# Task:
Retype the records below exactly as they stand, omitting the pictures.

- - -

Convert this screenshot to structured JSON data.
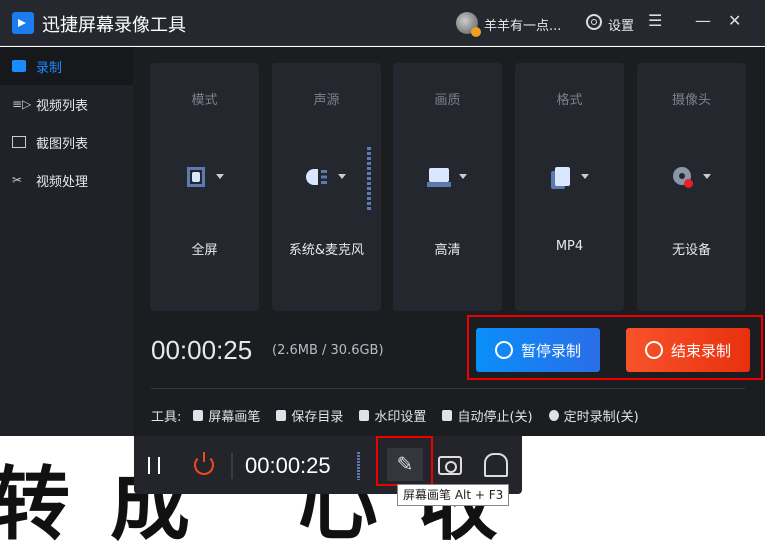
{
  "titlebar": {
    "title": "迅捷屏幕录像工具",
    "username": "羊羊有一点...",
    "settings": "设置",
    "menu_icon": "☰",
    "minimize_icon": "—",
    "close_icon": "✕"
  },
  "sidebar": {
    "items": [
      {
        "label": "录制",
        "icon": "camera-icon",
        "active": true
      },
      {
        "label": "视频列表",
        "icon": "video-list-icon"
      },
      {
        "label": "截图列表",
        "icon": "screenshot-list-icon"
      },
      {
        "label": "视频处理",
        "icon": "video-process-icon"
      }
    ]
  },
  "cards": [
    {
      "label": "模式",
      "value": "全屏"
    },
    {
      "label": "声源",
      "value": "系统&麦克风"
    },
    {
      "label": "画质",
      "value": "高清"
    },
    {
      "label": "格式",
      "value": "MP4"
    },
    {
      "label": "摄像头",
      "value": "无设备"
    }
  ],
  "status": {
    "timer": "00:00:25",
    "size": "(2.6MB / 30.6GB)"
  },
  "buttons": {
    "pause": "暂停录制",
    "stop": "结束录制"
  },
  "tools": {
    "label": "工具:",
    "items": [
      "屏幕画笔",
      "保存目录",
      "水印设置",
      "自动停止(关)",
      "定时录制(关)"
    ]
  },
  "float_bar": {
    "timer": "00:00:25",
    "pen_icon": "✎",
    "tooltip": "屏幕画笔 Alt + F3"
  },
  "background_text": "转成 心收"
}
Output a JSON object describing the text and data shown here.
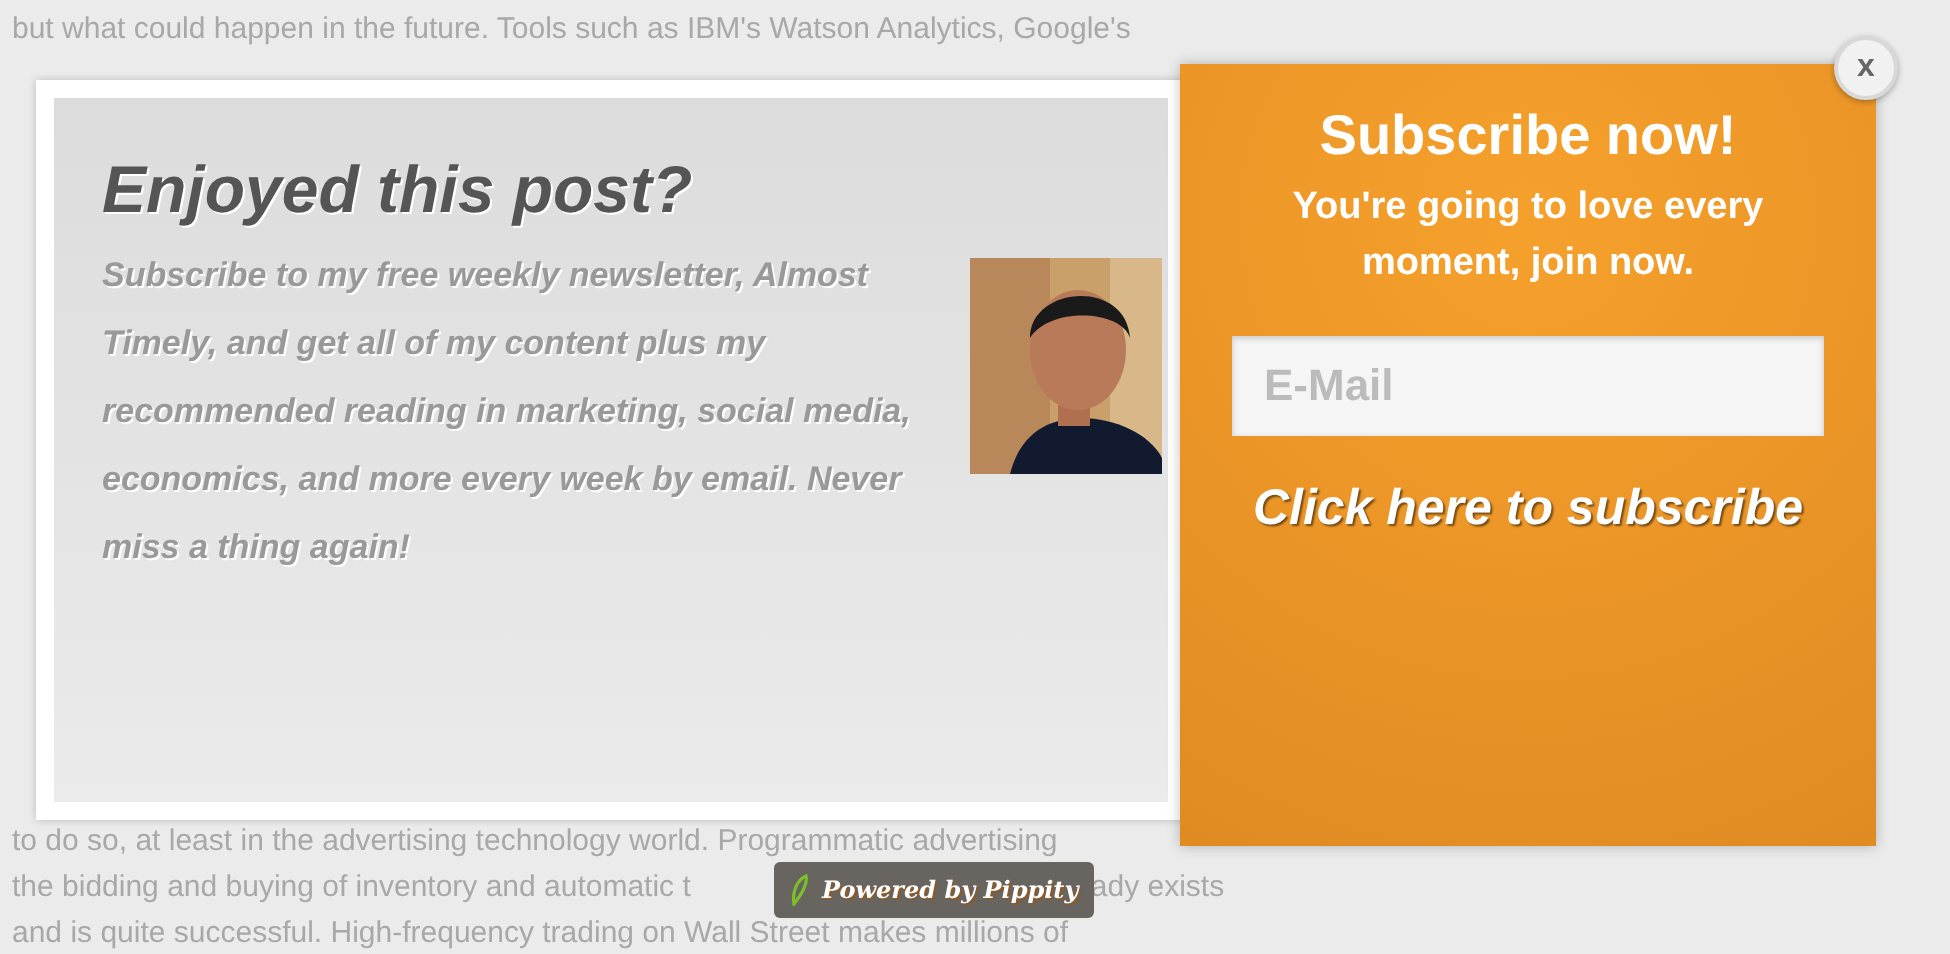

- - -

# Answer to this problem:
Convert this screenshot to structured JSON data.
{
  "titlebar": {
    "title": "迅捷屏幕录像工具",
    "username": "羊羊有一点...",
    "settings": "设置",
    "menu_icon": "☰",
    "minimize_icon": "—",
    "close_icon": "✕"
  },
  "sidebar": {
    "items": [
      {
        "label": "录制",
        "icon": "camera-icon",
        "active": true
      },
      {
        "label": "视频列表",
        "icon": "video-list-icon"
      },
      {
        "label": "截图列表",
        "icon": "screenshot-list-icon"
      },
      {
        "label": "视频处理",
        "icon": "video-process-icon"
      }
    ]
  },
  "cards": [
    {
      "label": "模式",
      "value": "全屏"
    },
    {
      "label": "声源",
      "value": "系统&麦克风"
    },
    {
      "label": "画质",
      "value": "高清"
    },
    {
      "label": "格式",
      "value": "MP4"
    },
    {
      "label": "摄像头",
      "value": "无设备"
    }
  ],
  "status": {
    "timer": "00:00:25",
    "size": "(2.6MB / 30.6GB)"
  },
  "buttons": {
    "pause": "暂停录制",
    "stop": "结束录制"
  },
  "tools": {
    "label": "工具:",
    "items": [
      "屏幕画笔",
      "保存目录",
      "水印设置",
      "自动停止(关)",
      "定时录制(关)"
    ]
  },
  "float_bar": {
    "timer": "00:00:25",
    "pen_icon": "✎",
    "tooltip": "屏幕画笔 Alt + F3"
  },
  "background_text": "转成 心收"
}
Output a JSON object describing the text and data shown here.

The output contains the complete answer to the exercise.